World football fans witnessed embarrassing scenes in France over the first days of the Euro 2016 Championship. Brawling fans, tear gas and riot police returned to the streets of Marseille before and after England's 1-1 draw with Russia in the European Championship. Clashes between English and Russian supporters even broke out inside the stadium following the final whistle, after Vasily Berezutsky headed the equalizer in stoppage time. England had taken a 73rd minute lead through a superb free kick by Eric Dier. The fighting in Stade Velodrome came on the third straight day of hooliganism in the Mediterranean port city. Moments after the final whistle in Stade Velodrome, masked Russian supporters charged England fans, punching and kicking them. Some England fans had to scramble over barriers to escape. The latest incidents prompted police to use water cannons on the troublemakers.
European soccer's governing body, the UEFA, launched disciplinary proceedings against the Russian Football Union yesterday. The UEFA said it was also investigating allegations of racist behavior, the throwing of missiles and use of fireworks. Russian Sports Minister Vitaly Mutko, who had initially denied that there had been any crowd disturbance, said the UEFA was "right" to investigate.

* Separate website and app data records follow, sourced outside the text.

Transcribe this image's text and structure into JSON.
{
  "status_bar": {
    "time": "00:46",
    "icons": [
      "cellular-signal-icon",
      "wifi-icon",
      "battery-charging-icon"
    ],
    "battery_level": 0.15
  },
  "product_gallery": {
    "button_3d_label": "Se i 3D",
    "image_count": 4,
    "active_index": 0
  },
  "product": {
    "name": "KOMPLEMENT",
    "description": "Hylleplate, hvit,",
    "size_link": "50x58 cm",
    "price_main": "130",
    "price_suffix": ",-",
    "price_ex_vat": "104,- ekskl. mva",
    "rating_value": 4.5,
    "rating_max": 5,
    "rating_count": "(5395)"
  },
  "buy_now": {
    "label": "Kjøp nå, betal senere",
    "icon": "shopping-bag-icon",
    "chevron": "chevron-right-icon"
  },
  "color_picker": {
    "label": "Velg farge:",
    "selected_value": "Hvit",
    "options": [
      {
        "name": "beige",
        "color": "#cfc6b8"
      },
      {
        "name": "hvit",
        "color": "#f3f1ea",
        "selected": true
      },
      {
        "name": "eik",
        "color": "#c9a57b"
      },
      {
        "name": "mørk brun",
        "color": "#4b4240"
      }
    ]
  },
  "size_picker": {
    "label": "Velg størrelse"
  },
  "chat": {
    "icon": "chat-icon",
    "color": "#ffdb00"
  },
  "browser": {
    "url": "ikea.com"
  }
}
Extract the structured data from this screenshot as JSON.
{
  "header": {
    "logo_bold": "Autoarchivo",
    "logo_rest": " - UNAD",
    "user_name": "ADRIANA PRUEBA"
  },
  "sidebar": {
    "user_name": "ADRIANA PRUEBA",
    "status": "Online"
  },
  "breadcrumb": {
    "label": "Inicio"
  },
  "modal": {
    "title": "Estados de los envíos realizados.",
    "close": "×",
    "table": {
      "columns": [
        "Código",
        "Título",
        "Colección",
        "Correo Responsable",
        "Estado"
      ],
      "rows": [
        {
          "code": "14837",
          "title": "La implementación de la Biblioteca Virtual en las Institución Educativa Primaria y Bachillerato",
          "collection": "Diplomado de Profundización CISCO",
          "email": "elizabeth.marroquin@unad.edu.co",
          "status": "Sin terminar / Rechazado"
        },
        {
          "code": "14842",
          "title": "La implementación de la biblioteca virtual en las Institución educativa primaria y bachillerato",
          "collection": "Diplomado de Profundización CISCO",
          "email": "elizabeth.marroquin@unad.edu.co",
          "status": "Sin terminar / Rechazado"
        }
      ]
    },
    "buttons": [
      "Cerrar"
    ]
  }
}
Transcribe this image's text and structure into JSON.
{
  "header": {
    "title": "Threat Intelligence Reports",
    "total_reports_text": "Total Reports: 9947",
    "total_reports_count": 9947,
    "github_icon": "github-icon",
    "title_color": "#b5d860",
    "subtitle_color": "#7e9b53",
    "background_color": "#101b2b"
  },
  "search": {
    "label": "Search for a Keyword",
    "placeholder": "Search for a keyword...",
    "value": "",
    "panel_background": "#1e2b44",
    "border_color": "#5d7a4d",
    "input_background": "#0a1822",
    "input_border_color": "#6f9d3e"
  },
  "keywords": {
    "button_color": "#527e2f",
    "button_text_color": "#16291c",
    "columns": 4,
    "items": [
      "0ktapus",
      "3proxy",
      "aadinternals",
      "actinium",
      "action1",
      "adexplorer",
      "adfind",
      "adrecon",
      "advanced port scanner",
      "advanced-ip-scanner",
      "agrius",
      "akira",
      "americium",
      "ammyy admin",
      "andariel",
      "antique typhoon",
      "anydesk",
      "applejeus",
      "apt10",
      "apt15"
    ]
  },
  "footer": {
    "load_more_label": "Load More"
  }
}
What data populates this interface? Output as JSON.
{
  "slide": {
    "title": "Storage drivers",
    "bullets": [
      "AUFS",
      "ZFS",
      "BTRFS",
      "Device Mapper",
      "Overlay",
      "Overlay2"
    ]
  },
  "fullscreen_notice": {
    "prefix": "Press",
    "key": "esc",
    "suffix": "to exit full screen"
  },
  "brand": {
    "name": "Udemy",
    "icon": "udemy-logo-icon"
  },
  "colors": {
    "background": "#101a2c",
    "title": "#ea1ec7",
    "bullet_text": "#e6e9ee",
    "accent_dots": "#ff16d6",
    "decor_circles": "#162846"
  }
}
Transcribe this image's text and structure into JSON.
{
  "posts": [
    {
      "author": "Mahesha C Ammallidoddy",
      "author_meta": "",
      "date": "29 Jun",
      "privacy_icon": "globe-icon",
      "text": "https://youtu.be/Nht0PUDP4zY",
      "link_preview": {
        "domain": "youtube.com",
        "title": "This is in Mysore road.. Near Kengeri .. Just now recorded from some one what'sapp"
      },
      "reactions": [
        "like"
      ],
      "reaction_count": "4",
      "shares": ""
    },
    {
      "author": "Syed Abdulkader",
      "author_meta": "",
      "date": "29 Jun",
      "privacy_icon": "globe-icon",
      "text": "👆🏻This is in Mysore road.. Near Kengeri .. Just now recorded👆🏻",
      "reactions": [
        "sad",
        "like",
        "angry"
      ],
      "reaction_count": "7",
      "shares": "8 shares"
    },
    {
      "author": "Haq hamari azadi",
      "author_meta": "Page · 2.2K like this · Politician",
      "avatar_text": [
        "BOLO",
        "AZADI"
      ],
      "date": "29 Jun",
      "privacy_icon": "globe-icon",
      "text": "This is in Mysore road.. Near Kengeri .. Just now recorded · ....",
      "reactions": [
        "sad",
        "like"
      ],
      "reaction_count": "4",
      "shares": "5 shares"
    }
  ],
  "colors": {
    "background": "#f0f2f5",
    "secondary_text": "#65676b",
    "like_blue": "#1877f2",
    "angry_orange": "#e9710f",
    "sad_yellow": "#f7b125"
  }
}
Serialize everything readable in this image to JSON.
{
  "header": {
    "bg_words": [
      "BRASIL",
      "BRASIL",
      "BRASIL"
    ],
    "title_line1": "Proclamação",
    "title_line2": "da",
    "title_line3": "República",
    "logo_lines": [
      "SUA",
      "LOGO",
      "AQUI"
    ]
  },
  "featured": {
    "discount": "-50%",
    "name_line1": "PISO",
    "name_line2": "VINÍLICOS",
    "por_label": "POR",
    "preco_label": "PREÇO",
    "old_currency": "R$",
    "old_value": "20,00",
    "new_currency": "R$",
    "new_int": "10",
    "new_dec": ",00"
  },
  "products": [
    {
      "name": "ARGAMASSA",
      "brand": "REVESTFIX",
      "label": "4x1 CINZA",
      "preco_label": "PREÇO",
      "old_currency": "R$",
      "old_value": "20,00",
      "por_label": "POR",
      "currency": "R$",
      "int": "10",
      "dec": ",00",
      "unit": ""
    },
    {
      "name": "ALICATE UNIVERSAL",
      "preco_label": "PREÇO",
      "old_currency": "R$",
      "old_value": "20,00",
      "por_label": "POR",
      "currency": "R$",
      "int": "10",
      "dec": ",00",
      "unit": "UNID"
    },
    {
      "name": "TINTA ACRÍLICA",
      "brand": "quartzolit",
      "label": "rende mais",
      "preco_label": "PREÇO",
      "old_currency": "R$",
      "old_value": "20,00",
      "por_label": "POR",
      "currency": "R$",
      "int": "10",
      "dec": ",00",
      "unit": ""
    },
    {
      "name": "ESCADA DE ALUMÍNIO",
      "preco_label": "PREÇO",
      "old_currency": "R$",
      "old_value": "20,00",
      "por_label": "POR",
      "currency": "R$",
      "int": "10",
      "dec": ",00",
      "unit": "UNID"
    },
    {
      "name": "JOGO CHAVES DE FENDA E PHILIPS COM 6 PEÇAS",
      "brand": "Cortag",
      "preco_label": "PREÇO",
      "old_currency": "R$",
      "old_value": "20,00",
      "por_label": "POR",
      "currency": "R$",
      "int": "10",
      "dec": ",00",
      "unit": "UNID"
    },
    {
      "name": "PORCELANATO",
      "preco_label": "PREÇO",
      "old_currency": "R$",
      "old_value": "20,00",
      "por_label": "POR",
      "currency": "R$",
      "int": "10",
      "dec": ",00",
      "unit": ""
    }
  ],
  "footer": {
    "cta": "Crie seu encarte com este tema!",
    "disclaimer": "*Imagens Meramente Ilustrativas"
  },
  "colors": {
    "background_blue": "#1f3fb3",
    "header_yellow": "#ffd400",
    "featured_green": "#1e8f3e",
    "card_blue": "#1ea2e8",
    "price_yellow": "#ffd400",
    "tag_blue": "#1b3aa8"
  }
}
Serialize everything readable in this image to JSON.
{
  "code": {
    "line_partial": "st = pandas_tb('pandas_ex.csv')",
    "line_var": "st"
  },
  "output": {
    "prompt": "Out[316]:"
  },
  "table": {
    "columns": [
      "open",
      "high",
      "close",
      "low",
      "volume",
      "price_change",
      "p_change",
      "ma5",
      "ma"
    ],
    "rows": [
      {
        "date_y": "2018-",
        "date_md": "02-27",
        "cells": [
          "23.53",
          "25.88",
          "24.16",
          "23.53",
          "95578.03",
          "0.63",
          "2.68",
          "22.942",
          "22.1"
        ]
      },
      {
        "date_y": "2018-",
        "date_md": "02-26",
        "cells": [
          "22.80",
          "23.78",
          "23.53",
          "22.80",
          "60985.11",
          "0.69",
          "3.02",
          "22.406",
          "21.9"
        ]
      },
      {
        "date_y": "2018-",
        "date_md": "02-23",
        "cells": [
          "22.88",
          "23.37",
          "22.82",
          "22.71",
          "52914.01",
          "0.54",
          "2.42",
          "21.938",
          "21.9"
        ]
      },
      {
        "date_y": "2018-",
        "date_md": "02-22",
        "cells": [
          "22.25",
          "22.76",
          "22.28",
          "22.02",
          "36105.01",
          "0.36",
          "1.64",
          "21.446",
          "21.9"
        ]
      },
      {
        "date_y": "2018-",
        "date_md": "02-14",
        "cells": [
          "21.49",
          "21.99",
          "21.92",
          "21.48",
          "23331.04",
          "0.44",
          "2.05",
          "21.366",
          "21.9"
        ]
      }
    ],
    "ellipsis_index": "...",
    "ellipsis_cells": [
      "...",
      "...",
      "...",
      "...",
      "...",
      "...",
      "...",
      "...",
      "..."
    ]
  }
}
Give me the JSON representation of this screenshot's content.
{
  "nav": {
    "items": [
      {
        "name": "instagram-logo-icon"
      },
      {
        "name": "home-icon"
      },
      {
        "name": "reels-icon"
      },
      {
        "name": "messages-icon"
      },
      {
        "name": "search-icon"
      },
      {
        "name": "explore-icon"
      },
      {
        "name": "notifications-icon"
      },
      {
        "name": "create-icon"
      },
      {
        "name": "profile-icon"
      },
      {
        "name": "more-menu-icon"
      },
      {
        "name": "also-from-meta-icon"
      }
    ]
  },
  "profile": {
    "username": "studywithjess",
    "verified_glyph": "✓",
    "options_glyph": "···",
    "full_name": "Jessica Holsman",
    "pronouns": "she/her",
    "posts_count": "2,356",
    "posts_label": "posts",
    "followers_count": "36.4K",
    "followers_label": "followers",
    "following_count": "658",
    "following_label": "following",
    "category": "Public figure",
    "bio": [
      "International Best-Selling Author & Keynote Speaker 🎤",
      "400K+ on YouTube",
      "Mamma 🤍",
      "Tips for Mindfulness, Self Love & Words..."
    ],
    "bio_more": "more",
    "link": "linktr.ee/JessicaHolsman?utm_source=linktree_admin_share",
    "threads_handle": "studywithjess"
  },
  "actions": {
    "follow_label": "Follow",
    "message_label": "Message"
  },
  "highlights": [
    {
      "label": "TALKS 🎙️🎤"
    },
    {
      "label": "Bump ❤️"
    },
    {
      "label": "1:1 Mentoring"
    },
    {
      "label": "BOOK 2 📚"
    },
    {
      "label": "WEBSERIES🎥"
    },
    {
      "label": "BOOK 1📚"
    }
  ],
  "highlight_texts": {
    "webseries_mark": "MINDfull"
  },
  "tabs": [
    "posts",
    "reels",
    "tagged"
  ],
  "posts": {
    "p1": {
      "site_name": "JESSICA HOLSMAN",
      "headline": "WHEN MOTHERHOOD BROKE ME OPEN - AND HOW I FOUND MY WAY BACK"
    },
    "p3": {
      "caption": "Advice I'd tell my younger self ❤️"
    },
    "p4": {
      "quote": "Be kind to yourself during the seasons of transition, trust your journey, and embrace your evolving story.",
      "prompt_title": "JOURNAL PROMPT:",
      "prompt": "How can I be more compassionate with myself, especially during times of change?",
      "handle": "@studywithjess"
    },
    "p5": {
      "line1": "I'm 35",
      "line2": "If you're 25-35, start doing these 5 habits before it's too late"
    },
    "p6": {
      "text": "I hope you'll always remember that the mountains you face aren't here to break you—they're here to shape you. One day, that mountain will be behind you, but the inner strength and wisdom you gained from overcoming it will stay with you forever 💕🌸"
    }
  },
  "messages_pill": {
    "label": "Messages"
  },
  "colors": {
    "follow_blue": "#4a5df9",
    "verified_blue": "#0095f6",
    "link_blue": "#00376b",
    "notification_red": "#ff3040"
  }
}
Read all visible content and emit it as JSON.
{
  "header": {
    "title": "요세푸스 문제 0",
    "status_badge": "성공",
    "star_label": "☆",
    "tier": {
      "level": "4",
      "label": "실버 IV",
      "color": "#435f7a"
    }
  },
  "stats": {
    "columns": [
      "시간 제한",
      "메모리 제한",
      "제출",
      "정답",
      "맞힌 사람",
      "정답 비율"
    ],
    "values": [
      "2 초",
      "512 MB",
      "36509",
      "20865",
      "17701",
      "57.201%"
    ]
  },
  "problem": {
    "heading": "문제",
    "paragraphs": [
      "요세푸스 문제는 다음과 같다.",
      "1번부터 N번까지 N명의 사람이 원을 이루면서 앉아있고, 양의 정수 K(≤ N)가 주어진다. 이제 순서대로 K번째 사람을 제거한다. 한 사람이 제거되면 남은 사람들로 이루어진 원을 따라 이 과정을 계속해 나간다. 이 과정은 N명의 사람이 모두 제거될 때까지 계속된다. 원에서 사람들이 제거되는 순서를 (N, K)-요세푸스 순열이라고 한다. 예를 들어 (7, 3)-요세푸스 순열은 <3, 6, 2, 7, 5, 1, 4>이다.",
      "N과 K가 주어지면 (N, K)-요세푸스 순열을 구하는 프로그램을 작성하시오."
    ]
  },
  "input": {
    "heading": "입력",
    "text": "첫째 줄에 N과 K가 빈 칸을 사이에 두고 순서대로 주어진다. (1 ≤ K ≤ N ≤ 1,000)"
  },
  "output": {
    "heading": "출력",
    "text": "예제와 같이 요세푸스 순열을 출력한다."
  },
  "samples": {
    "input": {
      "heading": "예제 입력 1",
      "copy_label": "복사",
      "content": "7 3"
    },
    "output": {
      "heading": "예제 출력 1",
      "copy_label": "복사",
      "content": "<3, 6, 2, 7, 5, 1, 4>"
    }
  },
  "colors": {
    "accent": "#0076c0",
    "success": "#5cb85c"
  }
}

The violence in the stadium followed three days of ugly skirmishes between English, Russian and French fans in Marseille, which drew a tough response from riot police.
In a statement, the UEFA expressed its "utter disgust for the violent clashes that occurred in the city center of Marseille and its serious concern for the incidents at the end of the match inside Stade Velodrome." "This kind of behavior is totally unacceptable and has no place in football," the UEFA said, adding that a decision on sanctions would be made within days.
UEFA warns England, Russia their teams could be disqualified from European Championship if there is further violence.Late on Saturday, fan violence spread to a second French city, Nice, where North Irish and local fans hurled glass bottles and chairs at each other. The French government rallied behind police amid questions over security tactics inside the stadiums. "If there is a failure, it is that of soccer, which is sick because some of its fans are drinking excessively and fighting," Interior Ministry spokesman Pierre-Henri Brandet said on BFM-TV. More security personnel would be deployed to segregate rival fans inside stadiums, a UEFA spokesman said. In the Mediterranean port city, some English fans suggested that French riot police had reacted heavy-handedly and been quick to fire tear gas. Thirty-five people were hurt in the fighting, including one English fan that suffered a heart attack. Marseille Police Chief Laurent Nunez told France Info radio that his force's response prevented "much more serious damage," as 15 people were arrested over three days. "French police forces are not trained to deal with hooliganism," Driss Ait Youssef, a security expert, told BFM-TV. "You never know where a fight will erupt, so the challenge is to redeploy forces in a very short time span." France enlisted more than 90,000 police, soldiers and private security agents nationwide to ensure safety in the face of intelligence organization warnings of potential militant attacks and the threat of hooliganism. "We can address both terror threats and fan violence," Marseille Police Chief Nunez said.
Meanwhile, FIFA has criticized hooligans for causing "shameful scenes" of violence in Marseille in recent days, blaming "a minority of idiotic troublemakers, who have nothing to do with football and its true fans." Germany's top security official says they gave French authorities the details of 2,500 known German hooligans ahead of the European Championship.